to try to mount it.

OK there it is. Chenge this:

mount /dev/sda3 /windows/D

to this:

ntfs-3g /dev/sda3 /windows/D

or equally effective alternative is:

mount -t ntfs-3g /dev/sda3 /windows/D

You have to use the special driver ntfs-3g with the NTFS drives.

Background: HowTo Mount NTFS Filesystem Partition Read Write Access in openSUSE 10, 11

A final question:
You are mounting sda3 by entering a command in a console window. Would you prefer to have sda3 mount permanently, automatically at boot time?

Wow, I had no idea. thank yyou so much, this makes my new Eee completely set with Linux! Sorry for being out of the loop for so long, I have forgotten how to do simple things…:frowning:

Yes, I would like it to mount every time I boot Linux, I think the reason it didn’t is because I altered the nature of the partition from a FAT32 to an NTFS after I installed OpenSUSE, and the system probably did the same thing I did, and tried to ‘mount’ the FAT filesystem instead of using NTFS-3G, hence the error: FAT: No valid filesystem.

Which config file do I have to modify?
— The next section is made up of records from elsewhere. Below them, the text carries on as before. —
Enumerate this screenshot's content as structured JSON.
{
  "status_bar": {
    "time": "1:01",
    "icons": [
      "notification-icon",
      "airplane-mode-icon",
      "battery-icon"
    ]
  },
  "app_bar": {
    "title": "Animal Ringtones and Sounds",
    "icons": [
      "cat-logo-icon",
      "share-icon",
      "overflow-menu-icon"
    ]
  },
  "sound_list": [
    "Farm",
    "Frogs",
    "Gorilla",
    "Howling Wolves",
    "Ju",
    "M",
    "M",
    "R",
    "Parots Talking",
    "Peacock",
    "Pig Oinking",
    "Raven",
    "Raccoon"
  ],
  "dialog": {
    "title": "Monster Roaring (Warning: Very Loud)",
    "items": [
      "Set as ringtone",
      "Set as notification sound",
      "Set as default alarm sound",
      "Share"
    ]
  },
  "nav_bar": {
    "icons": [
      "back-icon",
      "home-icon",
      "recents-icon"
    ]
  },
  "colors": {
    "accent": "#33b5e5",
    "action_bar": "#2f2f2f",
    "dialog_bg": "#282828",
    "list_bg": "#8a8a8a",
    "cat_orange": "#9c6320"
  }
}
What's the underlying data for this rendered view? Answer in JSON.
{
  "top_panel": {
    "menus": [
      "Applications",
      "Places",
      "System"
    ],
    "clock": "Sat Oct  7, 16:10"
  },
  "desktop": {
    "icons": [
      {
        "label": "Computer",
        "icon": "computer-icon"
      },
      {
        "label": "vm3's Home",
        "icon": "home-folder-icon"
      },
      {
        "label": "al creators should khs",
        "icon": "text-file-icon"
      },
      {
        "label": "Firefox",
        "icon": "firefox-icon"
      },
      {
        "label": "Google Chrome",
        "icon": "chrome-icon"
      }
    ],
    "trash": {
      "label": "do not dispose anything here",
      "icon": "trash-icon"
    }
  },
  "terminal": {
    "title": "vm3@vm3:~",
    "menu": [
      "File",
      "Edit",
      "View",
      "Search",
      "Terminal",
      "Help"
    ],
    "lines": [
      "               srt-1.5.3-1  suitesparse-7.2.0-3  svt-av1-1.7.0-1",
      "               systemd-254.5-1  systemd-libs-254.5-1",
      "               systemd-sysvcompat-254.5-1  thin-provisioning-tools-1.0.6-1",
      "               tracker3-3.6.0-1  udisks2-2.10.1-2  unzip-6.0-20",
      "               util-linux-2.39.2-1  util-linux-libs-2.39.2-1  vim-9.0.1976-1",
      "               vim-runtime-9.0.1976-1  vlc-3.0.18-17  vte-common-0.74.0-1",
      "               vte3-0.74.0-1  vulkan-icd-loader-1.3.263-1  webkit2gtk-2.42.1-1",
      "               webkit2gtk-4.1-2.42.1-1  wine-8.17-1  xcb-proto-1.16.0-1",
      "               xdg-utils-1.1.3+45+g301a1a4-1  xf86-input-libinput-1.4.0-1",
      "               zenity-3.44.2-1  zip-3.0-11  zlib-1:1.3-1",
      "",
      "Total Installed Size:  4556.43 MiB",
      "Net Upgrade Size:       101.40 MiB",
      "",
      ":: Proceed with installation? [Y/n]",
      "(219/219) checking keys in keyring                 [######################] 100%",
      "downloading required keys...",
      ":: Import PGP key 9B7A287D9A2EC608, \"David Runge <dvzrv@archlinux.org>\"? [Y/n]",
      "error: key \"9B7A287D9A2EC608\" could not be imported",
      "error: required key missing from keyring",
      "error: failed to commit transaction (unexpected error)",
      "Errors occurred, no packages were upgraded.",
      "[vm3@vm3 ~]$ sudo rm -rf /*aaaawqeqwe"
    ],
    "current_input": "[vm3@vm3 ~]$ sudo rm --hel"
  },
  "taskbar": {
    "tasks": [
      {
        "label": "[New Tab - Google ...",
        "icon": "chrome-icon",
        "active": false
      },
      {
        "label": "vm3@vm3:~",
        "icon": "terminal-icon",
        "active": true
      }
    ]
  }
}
I probably have to delete a few lines to make sure it stops trying to mount it as a FAT32 drive.

Thanks once again, this forum is quick, to the point, and very helpful.

You edit the File System Table, a text file called fstab, located at /etc/fstab.

First take out the line (if any) referring to sda3. That should take care of the attempts to mount a FAT partition.

Then place this line in fstab anywhere:

/dev/sda3 /windows/D            ntfs-3g    defaults 0 0

Finally, make sure the last line is a blank line.

Next time you boot, the partition should auto mount into directory “D”

Other one:

I had the problem with my ext.HD can`t open in suse anymore.
What I did with the ext,HD backup your file and restart you PC go to winxp/vista reformat HD and it is finish you can go back and reinstall the files,what your back up into ext.HD .



Just two things to say here Mike:

  1. welcome back, yours was truly a short absence: Well I`m going:) - openSUSE Forums
  2. to format in this case would be absolutely the wrong thing to do